A commitment to human rights has been a fundamental precept of NATO since the alliance was created a half century ago. You would not expect that a founding member would have to be reminded of that fact. Certainly not the United States, for all those years the leader of NATO and an inspirational embodiment of its core values.
Yet this is where we find ourselves now, the day after Donald Trump won the presidency: In congratulating him on his victory, Chancellor Angela Merkel of Germany felt compelled to set conditions for cooperation.
“Germany and America are connected by values of democracy, freedom and respect for the law and the dignity of man, independent of origin, skin color, religion, gender, sexual orientation or political views,” she said in a statement, adding: “I offer the next President of the United States close cooperation on the basis of these values.”

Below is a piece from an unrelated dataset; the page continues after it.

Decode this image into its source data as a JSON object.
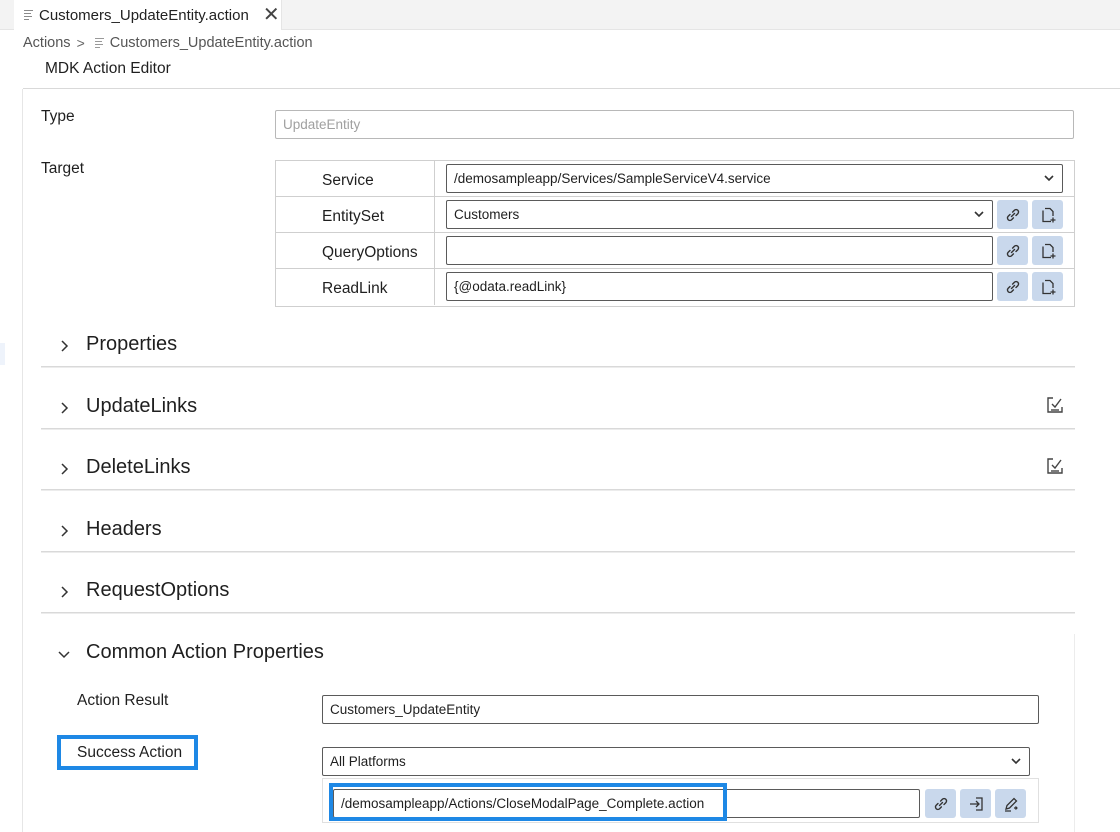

Mr. Trump’s behavior during his campaign was antithetical to those values. He has threatened to ban Muslims from the United States, refuse refugees, deport 11 million undocumented workers and build a wall on the border with Mexico. He has disparaged African Americans, Mexican Americans, women and people with disabilities.